My parents are too protective and I feel smothered, what can I do?
My teen is using drugs and alcohol and I am afraid for them. What should I do?
I want to be the best version of myself!
Approach therapy as a partnership. Therapy is most effective when you’re an active participant and share in decision-making. Make sure you and your therapist agree about the major issues and how to tackle them. Together, you can set goals and assess progress over time.
At the Center for Personal Growth, you can use your first sessions to see if the therapist is a good fit for you. If you don’t like working with one therapist, no worries, we have a few therapists that may suit you better.
Be open and honest. Success with therapy depends on your willingness to share your thoughts, feelings and experiences, and on being open to new insights and ways of doing things.

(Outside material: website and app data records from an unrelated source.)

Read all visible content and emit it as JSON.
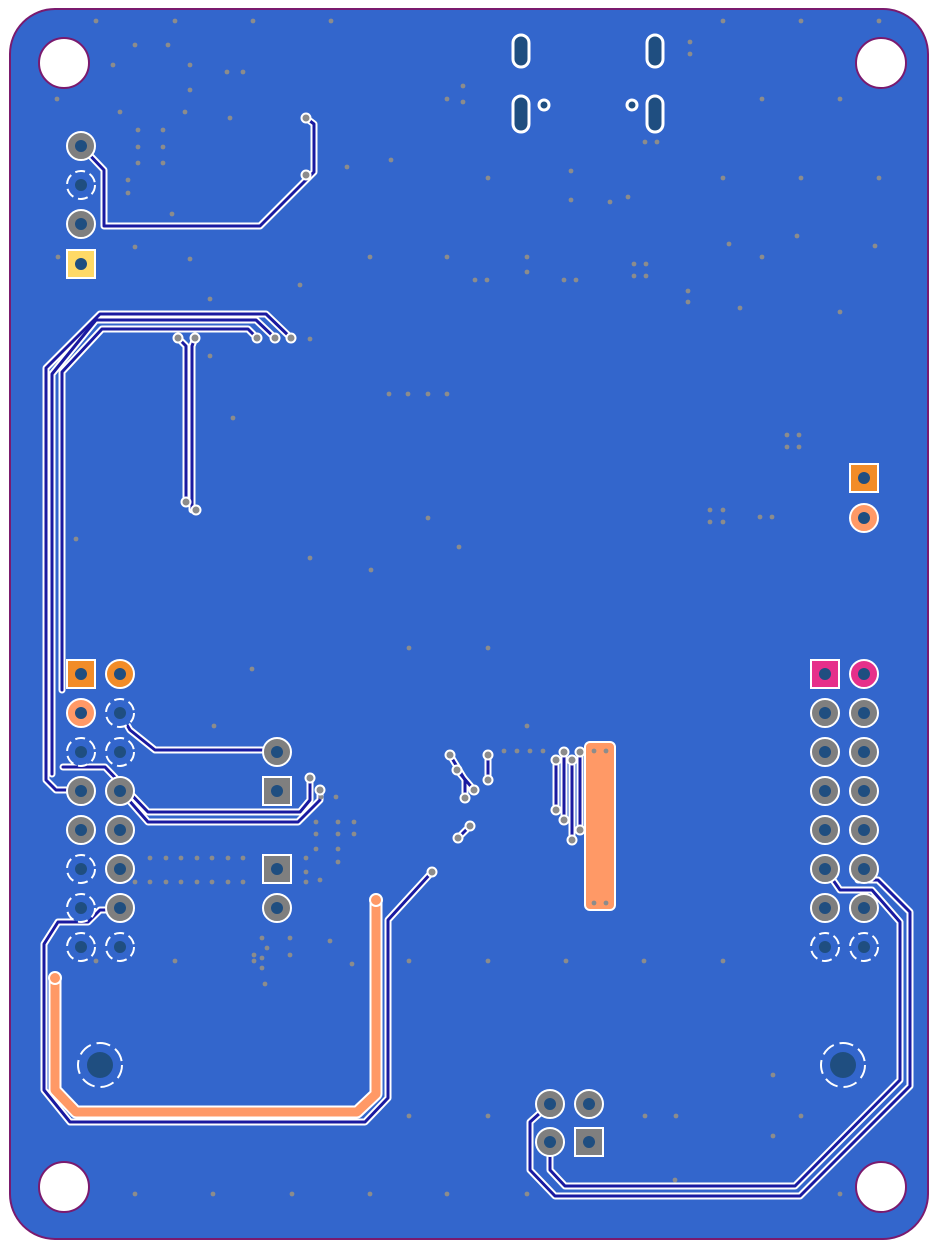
{
  "view": {
    "name": "pcb-bottom-layer",
    "colors": {
      "background": "#ffffff",
      "copper_pour": "#3366cc",
      "trace_outline": "#ffffff",
      "trace": "#1a1aa0",
      "board_outline": "#7a1a6e",
      "via": "#8c8c8c",
      "pad_plated": "#7f7f7f",
      "pad_hole": "#1f4e80",
      "power_trace": "#ff9966",
      "pad_orange": "#f28c28",
      "pad_salmon": "#ff9966",
      "pad_magenta": "#e6308a",
      "pad_yellow": "#ffd966",
      "mounting_hole": "#ffffff"
    }
  }
}
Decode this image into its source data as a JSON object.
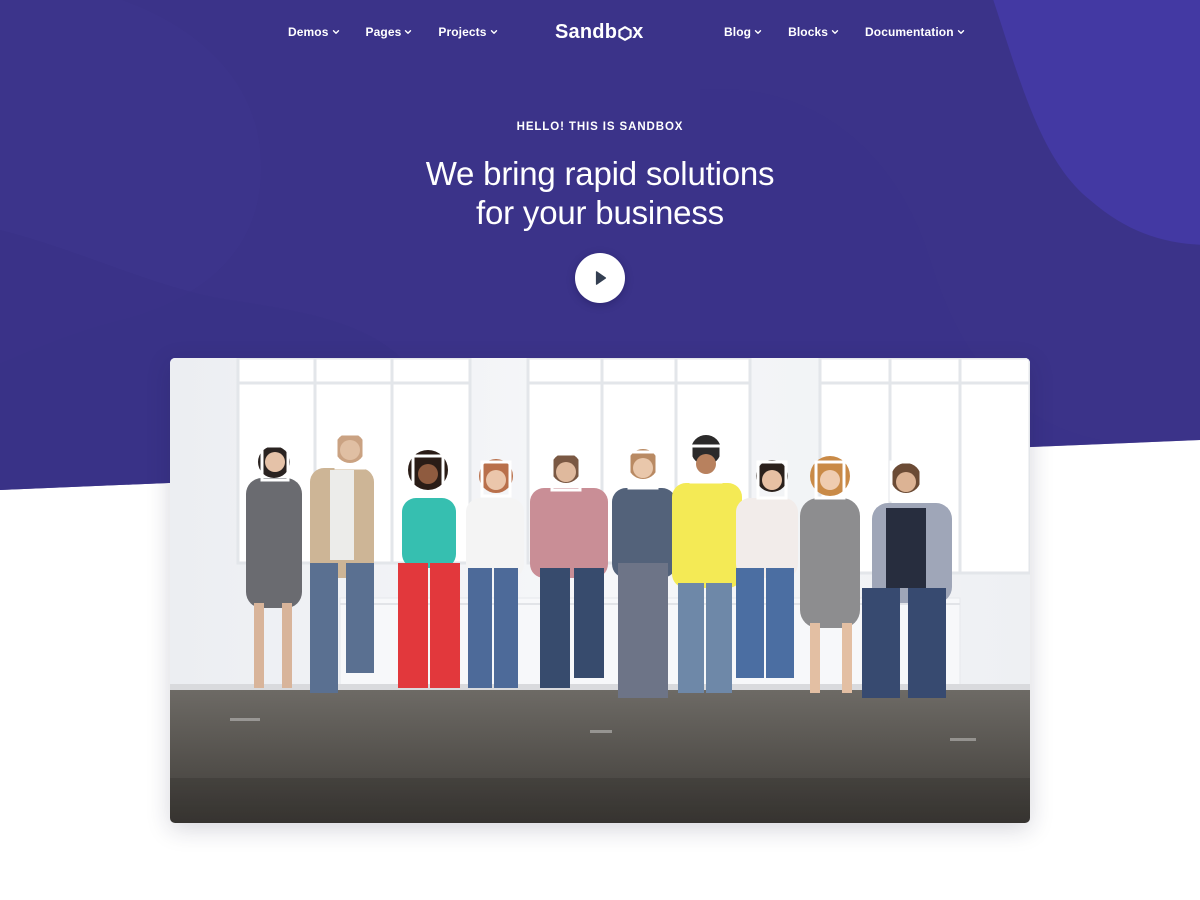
{
  "nav": {
    "left": [
      {
        "label": "Demos"
      },
      {
        "label": "Pages"
      },
      {
        "label": "Projects"
      }
    ],
    "right": [
      {
        "label": "Blog"
      },
      {
        "label": "Blocks"
      },
      {
        "label": "Documentation"
      }
    ]
  },
  "logo": {
    "text_before": "Sandb",
    "text_after": "x"
  },
  "hero": {
    "eyebrow": "HELLO! THIS IS SANDBOX",
    "headline_line1": "We bring rapid solutions",
    "headline_line2": "for your business"
  },
  "colors": {
    "hero_bg": "#3b3389",
    "hero_bg_light": "#4238a0",
    "blob": "#3d358e",
    "text_on_dark": "#ffffff",
    "play_icon": "#343f52"
  },
  "icons": {
    "play": "play-icon",
    "chevron": "chevron-down-icon",
    "logo_mark": "hexagon-icon"
  },
  "media": {
    "photo": "group-of-people-holding-frames-photo"
  }
}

If you’re reluctant to talk about certain things because of painful emotions, embarrassment or fears about your therapist’s reaction, let your therapist know about your reservations.
Remember that therapeutic services at the Center for Personal Growth are completely confidential, and we are trained to listen. We value your privacy and work very hard to protect it. So tell us everything that may help, you may be surprised by what helps your journey.
Stick to your treatment plan. If you feel down or have a lack of motivation, it may be tempting to skip therapy sessions but doing so can disrupt your progress. We recommend that you attend all sessions so that you can push through your fears and learn a more healthy way of responding to challenging events.
Don’t expect instant results. Working on emotional issues can be painful and often requires hard work. It’s not uncommon to feel worse during the initial part of therapy as you begin to confront past traumas and current unresolved conflicts. You may need several sessions before you begin to see improvement in mood and behavior.
Do your therapy assignments between sessions. Doing these therapy assignments will help you apply what you’ve learned in the therapy sessions in practical ways to see the benefits of behaving differently.
If therapy isn’t helping, talk to your therapist. If you don’t feel that you’re benefiting from CBT after several sessions, talk to your therapist about it. You and your therapist may decide to make some changes or try a different approach.
Therapy is a two-way street, if you have any concerns with the therapist or the therapy approach, bring it up with us. We can adjust our approach or we can help you switch therapists if need be.